American Airlines reported a $1.7 billion profit for the third quarter, boosted by lower fuel prices.
The Fort Worth-based carrier said it paid $1.2 billion less for jet fuel in the quarter, compared to the third quarter of 2014, a drop of 43.7 percent. The company expects to save $5 billion on jet fuel in 2015.
However, revenues at the airline decreased almost 4 percent to $10.7 billion even though the airline carried more passengers and had fuller planes with a load factor of 85.6 percent.
Excluding one-time accounting items, American said its net income was a record $1.9 billion, or $2.77 per share, beating Wall Street analysts’ estimates of $2.72 per share, according to FactSet Research.
“We are extremely pleased to report another quarter of record profits thanks to the outstanding work of the American Airlines team,” said American chief executive Doug Parker in a statement. He also congratulated employees for combining American and US Airways’ reservations systems last week without an operational disruption. “Because of our great work, our customers now have seamless access to the full network of the new American Airlines.”

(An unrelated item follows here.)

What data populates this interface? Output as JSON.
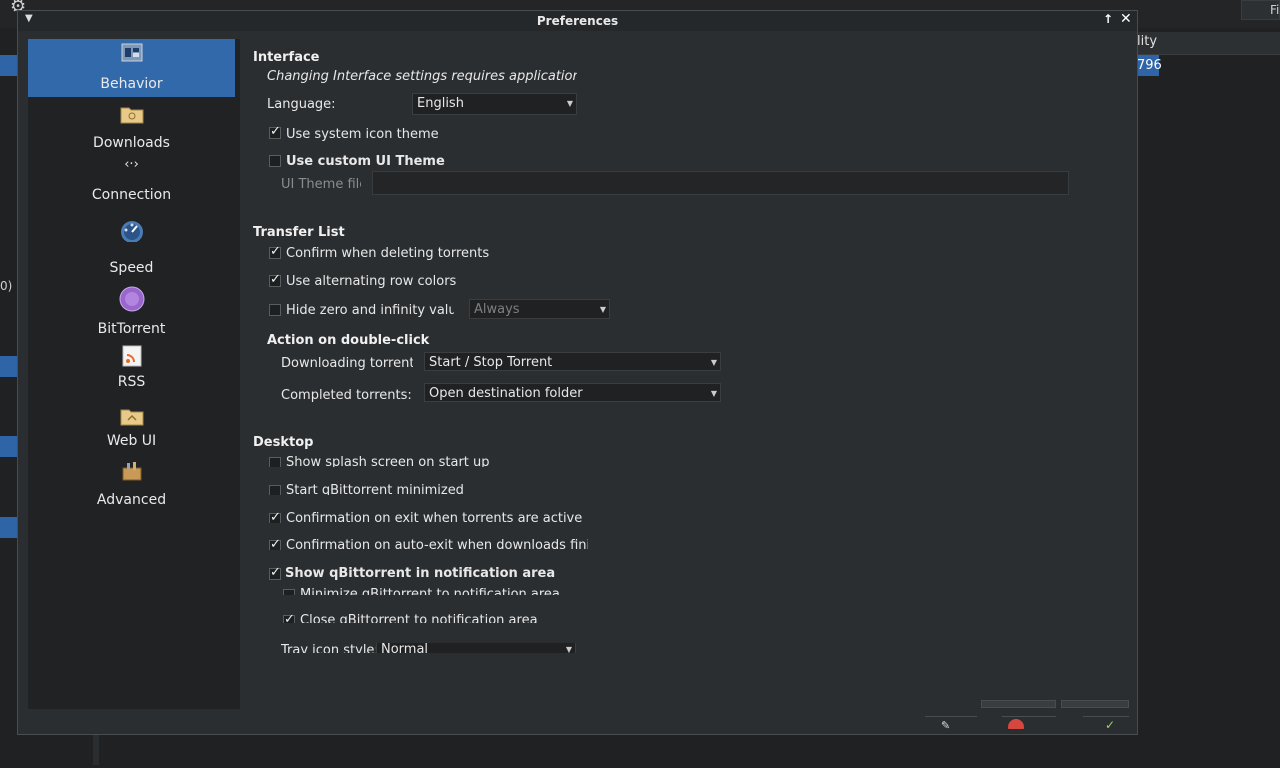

The company told investors that it repurchased $1.56 billion of stock in the third quarter and its board authorized another $2.0 billion share repurchase plan to be completed by the end of 2016.
American executives will discuss the earnings results on a conference call with investors on Friday morning at 7:30 a.m.
The company also received 16 new mainline and 15 new regional airplanes and retired 36 mainline and 9 regional airplanes during the quarter as it continues to modernize its fleet.
On Thursday, American announced it will build a new headquarters complex in Fort Worth, about one mile west from its current location. The cost of the project, which will be completed in mid-2018, was not disclosed.
In a letter sent to employees Friday morning, Parker said even though the airline has hit several integration milestones this year in its merger with US Airways, there is more to do.
“Achieving single contracts for all of our team members and moving to a single Flight Operating System are just a few of the tasks we’ll accomplish in the future,” Parker wrote. “With the hard work and preparation you’ve shown this year, we are ready for the road ahead.”